The state's largest water utility has made Fairfax City a new offer — and now council members are turning to residents and business owners again to see how they feel about joining Fairfax Water.
The council will have until April 9 to make a decision.
This isn't the first time Fairfax Water approached the City of Fairfax. Water became a campaign issue in 2012, with council members and the public split on the best route for the city.
If the city goes all in, selling its water system piping and property within the city limits and opting for full service with Fairfax Water, residents and business owners could start to see savings in three years.
Currently, Fairfax City operates its own water and sewer services serving over 8,000 city customers and 3,000 county customers.
Some of those customers are within city limits; others are in Loudoun County, where the city's water facilities, Goose Creek Water Treatment Plant and Beaverdam Creek Reservoir, are located.
In fiscal year 2012, Fairfax City's water system generated about 17 million in revenue, according to the adopted 2012 budget. It spent just about as much.
While there "is a sense of civic pride and emotional attachment to the city maintaining its own water system," Mayor Scott Silverthorne said this weekend, there are also several issues it's no longer able to ignore.
Over the last 50 years, Fairfax City has seen a shrinking customer base for its water system. Now Fairfax City water stands to lose Loudoun County, a large part of its customer base, when the county is finished building its own treatment plant in four or five years. This will result in higher water rates for Fairfax City customers.
The new offer is still being negotiated. Council members wouldn't detail how it changed since the prior offer in early 2012, but said that the proposed rates for city water customers had improved.
A deal with Fairfax Water would also let the city avoid a $45 million upgrade to the city's water facilities in Loudoun County to meet federal standards.
The savings, including lower water bills and no longer needing to upgrade the water system, is equivalent to taking 10 cents off the real estate tax, council member Dan Drummond said.
Fairfax City's water system also faces another expensive treatment cost, about $84 million, in 2033. With its customer base on the decline, city water customers would carry the burden of paying for these upgrades and repairs.
Water costs at a glance:
- The average city customer pays a water rate of $4.61 per 1,000 gallons with city water. Fairfax Water's average rate is $2.51.
- After Fairfax's $45 million upgrade and the loss of Loudoun as a customer, the average annual cost of city water for residents will increase to $894. Commercial customers will pay on average $6,528 per year.
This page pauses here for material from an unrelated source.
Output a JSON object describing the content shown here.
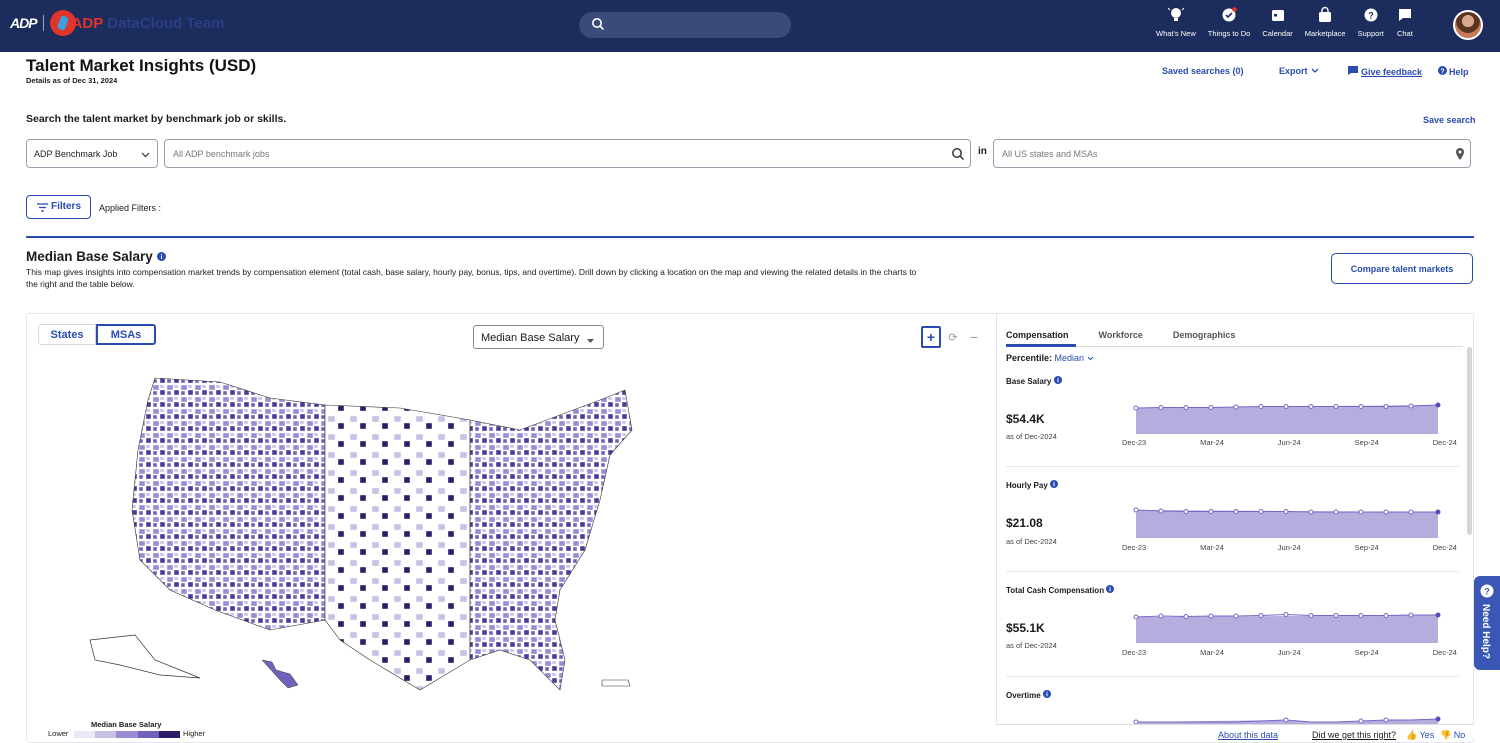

- Fairfax Water's average annual cost for residents is $340.
- Fairfax Water's average annual cost for commercial customers is $2,481.
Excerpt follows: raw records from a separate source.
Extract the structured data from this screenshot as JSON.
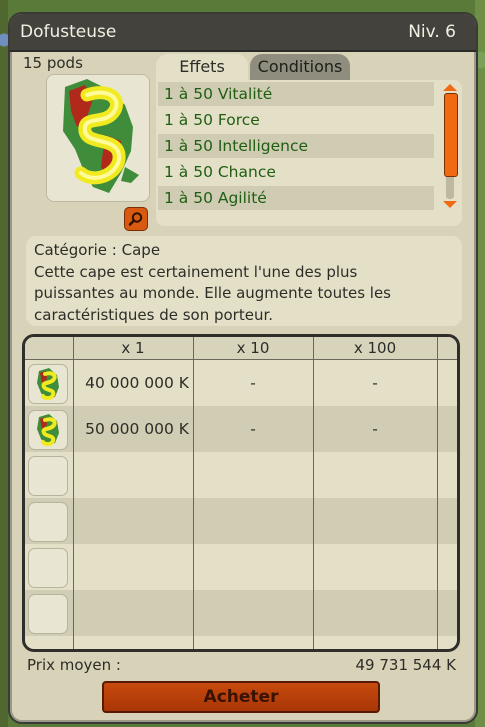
{
  "window": {
    "title": "Dofusteuse",
    "level": "Niv. 6"
  },
  "item": {
    "weight": "15 pods",
    "image_icon": "dofusteuse-cape-icon",
    "zoom_icon": "magnifier-icon"
  },
  "tabs": [
    {
      "label": "Effets",
      "active": true
    },
    {
      "label": "Conditions",
      "active": false
    }
  ],
  "effects": [
    "1 à 50 Vitalité",
    "1 à 50 Force",
    "1 à 50 Intelligence",
    "1 à 50 Chance",
    "1 à 50 Agilité"
  ],
  "description": {
    "category": "Catégorie : Cape",
    "lines": [
      "Cette cape est certainement l'une des plus",
      "puissantes au monde. Elle augmente toutes les",
      "caractéristiques de son porteur."
    ]
  },
  "price_table": {
    "headers": [
      "x 1",
      "x 10",
      "x 100"
    ],
    "rows": [
      {
        "x1": "40 000 000 K",
        "x10": "-",
        "x100": "-"
      },
      {
        "x1": "50 000 000 K",
        "x10": "-",
        "x100": "-"
      }
    ]
  },
  "average": {
    "label": "Prix moyen :",
    "value": "49 731 544 K"
  },
  "buy_button": {
    "label": "Acheter"
  },
  "colors": {
    "title_bar": "#43423c",
    "panel": "#e4e0c8",
    "effect_text": "#1f5e12",
    "accent_orange": "#f06a14",
    "buy_button": "#c84a0e"
  }
}
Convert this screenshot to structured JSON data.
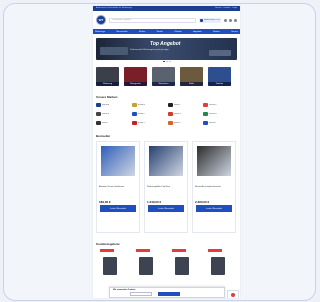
{
  "topbar": {
    "left_text": "Autorisierter Fachhändler für Werkzeuge",
    "right_text": "Service · Kontakt · Login"
  },
  "header": {
    "logo_text": "WT",
    "search_placeholder": "Suchbegriff eingeben...",
    "hotline_text": "Hotline 0800 123 456"
  },
  "nav": {
    "items": [
      "Werkzeuge",
      "Messtechnik",
      "Elektro",
      "Sanitär",
      "Zubehör",
      "Angebote",
      "Marken",
      "Service"
    ]
  },
  "banner": {
    "title": "Top Angebot",
    "subtitle": "Professionelle Werkzeugsets jetzt günstiger"
  },
  "categories": {
    "items": [
      {
        "label": "Werkzeug",
        "color": "#3a3f4a"
      },
      {
        "label": "Messgeräte",
        "color": "#7a1f28"
      },
      {
        "label": "Maschinen",
        "color": "#5a6270"
      },
      {
        "label": "Koffer",
        "color": "#6b5a3e"
      },
      {
        "label": "Zubehör",
        "color": "#2e4f8f"
      }
    ]
  },
  "brands_section": {
    "title": "Unsere Marken",
    "items": [
      {
        "name": "Brand A",
        "color": "#1b3f8f"
      },
      {
        "name": "Brand B",
        "color": "#c8a02a"
      },
      {
        "name": "Brand C",
        "color": "#222222"
      },
      {
        "name": "Brand D",
        "color": "#e23c3c"
      },
      {
        "name": "Brand E",
        "color": "#444444"
      },
      {
        "name": "Brand F",
        "color": "#1f4fbf"
      },
      {
        "name": "Brand G",
        "color": "#d23a2a"
      },
      {
        "name": "Brand H",
        "color": "#1f8a4a"
      },
      {
        "name": "Brand I",
        "color": "#333333"
      },
      {
        "name": "Brand J",
        "color": "#c82020"
      },
      {
        "name": "Brand K",
        "color": "#e06020"
      },
      {
        "name": "Brand L",
        "color": "#1f4fbf"
      }
    ]
  },
  "products_section": {
    "title": "Bestseller",
    "items": [
      {
        "name": "Abzieher Set mit Greifarmen",
        "price": "189,00 €",
        "button": "In den Warenkorb",
        "img_color": "#2f5fb8"
      },
      {
        "name": "Werkzeugkoffer Profi blau",
        "price": "1.249,00 €",
        "button": "In den Warenkorb",
        "img_color": "#26406f"
      },
      {
        "name": "Messkoffer komplett bestückt",
        "price": "2.390,00 €",
        "button": "In den Warenkorb",
        "img_color": "#2b2b2b"
      }
    ]
  },
  "sale_section": {
    "title": "Sonderangebote"
  },
  "cookie": {
    "title": "Wir verwenden Cookies",
    "text": "Diese Website nutzt Cookies, um Ihnen das beste Einkaufserlebnis zu bieten.",
    "accept_label": "Akzeptieren",
    "settings_label": "Einstellungen"
  }
}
"We're asking the public to put aside the emotion and look at sheer magnitude of expense that will be facing the city over the next several decades. We want to do the responsible thing and fix this once and for all working with Fairfax Water," Silverthorne said.
The Fairfax County Board of Supervisors passed an ordinance in December 2011 ordering the Fairfax City water system, along with Falls Church, Vienna and Herndon, to charge the same or similar water rates as customers within the city limits. Fairfax City responded by suing the county.
That lawsuit is now put on hold while Fairfax Water and city officials negotiate the new offer.
"It's about putting money back into people's pockets and stable pricing in the future," Drummond said. "It's about today, but also about 20 years from now."
City officials plan to meet with residents and business owners and hold public hearings on this topic up until they make a decision on April 9.
Public meetings will be held:
- March 21: 7 p.m. Sherwood Community Center
- April 6: 9 a.m. Sherwood Community Center
City customers will receive a mailer with information on the new Fairfax Water offer Tuesday. Information on the topic will also be available at www.fairfaxva.gov/water.